7 Therefore. Is the formalized wff valid? Proof: Assume. So the antecedent is true wrt to I and the consequent ∀x ∀y (p(x. But we have ¬ ∀x ∀y (p(x. ¬ ∀x ∀y (p(x. b) ∧ p(b. y) → ¬ p(y. then p is antisymmetric. x)). b ∈ D. b) ∧ p(b. a) → p(a. z) → p(x. x) ∧ ∀x ∀y ∀z (p(x. Therefore. a) is true wrt I. z) → p(x. x) is true wrt I. a) is true wrt I it follows by MP that p(a. Since p(a. the wff is valid. x)) is false wrt I. y) ∧ p(y.
. y) ∧ p(y. BWOC. z)) is true wrt I. Formalize the the following sentence.

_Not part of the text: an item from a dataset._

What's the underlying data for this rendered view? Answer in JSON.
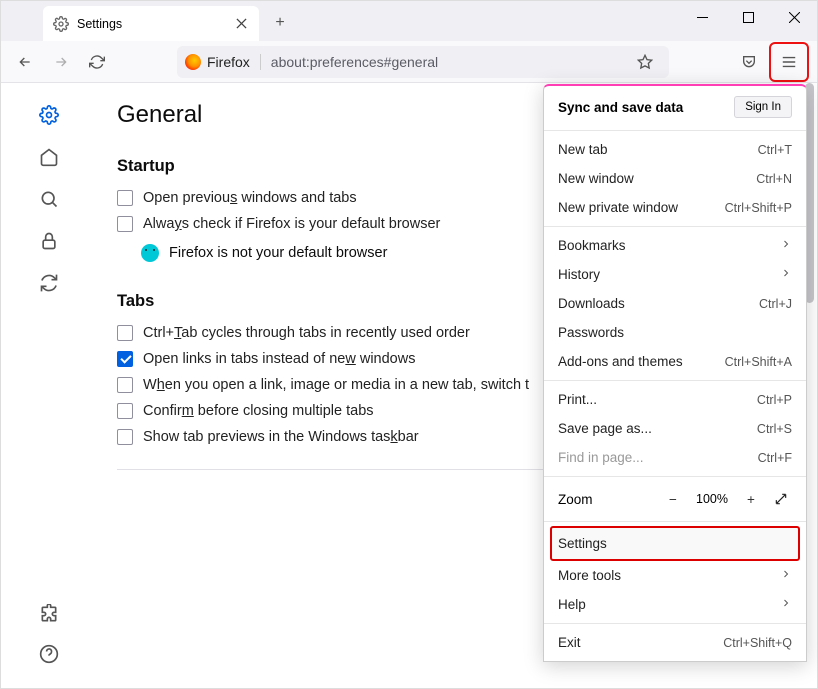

Then there is a countermodel I with domain D. x)). QED. So p(a. Solution: ∀x ¬ p(x. z)) → ∀x ∀y (p(x. y) → ¬ p(y. y) → ¬ p(y. Since the antecedent is true wrt I. x)) ≡ ∃x ∃y (p(x. a) is true wrt I. that the wff is invalid. b) ∧ p(b. a) is true wrt I for some a. we have ∀x ∀y ∀z (p(x. y) → ¬ p(y. x)) is true wrt I. So every interpretation is a model. If a binary relation p is irreflexive and transitive. Example/Quiz. y) ∧ p(y. So it follows that p(a.Example/Quiz. This contradicts the assumption that ∀x ¬ p(x.